If the West needs a bridge to the 'moderates' inside Isis, maybe we could have done with Osama bin Laden staying alive after all

Could have done with Osama bin Laden staying alive?

Robert Fisk on the Fountainheads of World Evil in 2011 - and 2015
New exhibition celebrates the evolution of swimwear

Evolution of swimwear

From bathing dresses in the twenties to modern bikinis
Sun, sex and an anthropological study: One British academic's summer of hell in Magaluf

Sun, sex and an anthropological study

One academic’s summer of hell in Magaluf
From Shakespeare to Rising Damp... to Vicious

Frances de la Tour's 50-year triumph

'Rising Damp' brought De la Tour such recognition that she could be forgiven if she'd never been able to move on. But at 70, she continues to flourish - and to beguile
'That Whitsun, I was late getting away...'

Ian McMillan on the Whitsun Weddings

This weekend is Whitsun, and while the festival may no longer resonate, Larkin's best-loved poem, lives on - along with the train journey at the heart of it
Kathryn Williams explores the works and influences of Sylvia Plath in a new light

Songs from the bell jar

Kathryn Williams explores the works and influences of Sylvia Plath
How one man's day in high heels showed him that Cannes must change its 'no flats' policy

One man's day in high heels

...showed him that Cannes must change its 'flats' policy
Is a quiet crusade to reform executive pay bearing fruit?

Is a quiet crusade to reform executive pay bearing fruit?

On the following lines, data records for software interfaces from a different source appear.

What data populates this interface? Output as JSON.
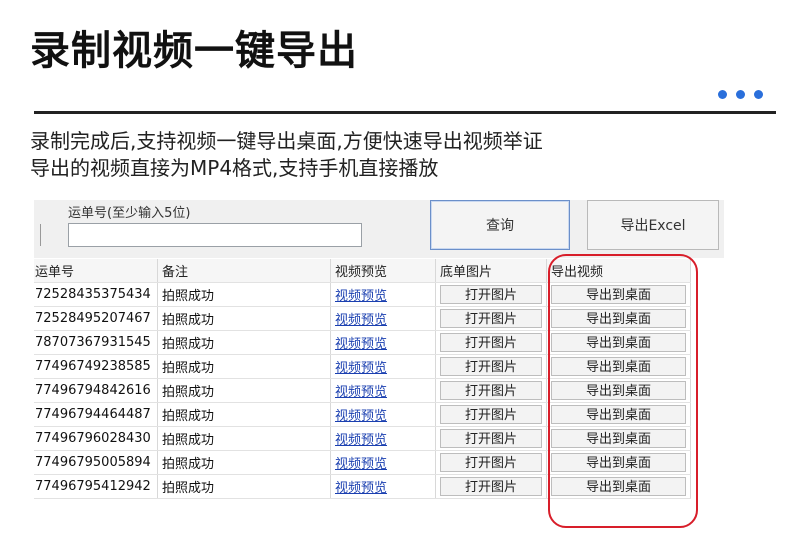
{
  "page": {
    "title": "录制视频一键导出",
    "desc_line1": "录制完成后,支持视频一键导出桌面,方便快速导出视频举证",
    "desc_line2": "导出的视频直接为MP4格式,支持手机直接播放"
  },
  "colors": {
    "accent": "#2a6fdb",
    "highlight": "#d81e2a",
    "link": "#1a3fb0"
  },
  "app": {
    "field_label": "运单号(至少输入5位)",
    "field_value": "",
    "query_label": "查询",
    "excel_label": "导出Excel",
    "columns": [
      "运单号",
      "备注",
      "视频预览",
      "底单图片",
      "导出视频"
    ],
    "rows": [
      {
        "id": "72528435375434",
        "note": "拍照成功",
        "preview": "视频预览",
        "image": "打开图片",
        "export": "导出到桌面"
      },
      {
        "id": "72528495207467",
        "note": "拍照成功",
        "preview": "视频预览",
        "image": "打开图片",
        "export": "导出到桌面"
      },
      {
        "id": "78707367931545",
        "note": "拍照成功",
        "preview": "视频预览",
        "image": "打开图片",
        "export": "导出到桌面"
      },
      {
        "id": "77496749238585",
        "note": "拍照成功",
        "preview": "视频预览",
        "image": "打开图片",
        "export": "导出到桌面"
      },
      {
        "id": "77496794842616",
        "note": "拍照成功",
        "preview": "视频预览",
        "image": "打开图片",
        "export": "导出到桌面"
      },
      {
        "id": "77496794464487",
        "note": "拍照成功",
        "preview": "视频预览",
        "image": "打开图片",
        "export": "导出到桌面"
      },
      {
        "id": "77496796028430",
        "note": "拍照成功",
        "preview": "视频预览",
        "image": "打开图片",
        "export": "导出到桌面"
      },
      {
        "id": "77496795005894",
        "note": "拍照成功",
        "preview": "视频预览",
        "image": "打开图片",
        "export": "导出到桌面"
      },
      {
        "id": "77496795412942",
        "note": "拍照成功",
        "preview": "视频预览",
        "image": "打开图片",
        "export": "导出到桌面"
      }
    ]
  }
}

Dominic Rossi of Fidelity says his pressure on business to control rewards is working. But why aren’t other fund managers helping?
The King David Hotel gives precious work to Palestinians - unless peace talks are on

King David Hotel: Palestinians not included

The King David is special to Jerusalem. Nick Kochan checked in and discovered it has some special arrangements, too
More people moving from Australia to New Zealand than in the other direction for first time in 24 years

End of the Aussie brain drain

More people moving from Australia to New Zealand than in the other direction for first time in 24 years
Meditation is touted as a cure for mental instability but can it actually be bad for you?

Can meditation be bad for you?

Researching a mass murder, Dr Miguel Farias discovered that, far from bringing inner peace, meditation can leave devotees in pieces
Eurovision 2015: Australians will be cheering on their first-ever entrant this Saturday

Australia's first-ever Eurovision entrant

Australia, a nation of kitsch-worshippers, has always loved the Eurovision Song Contest. Maggie Alderson says it'll fit in fine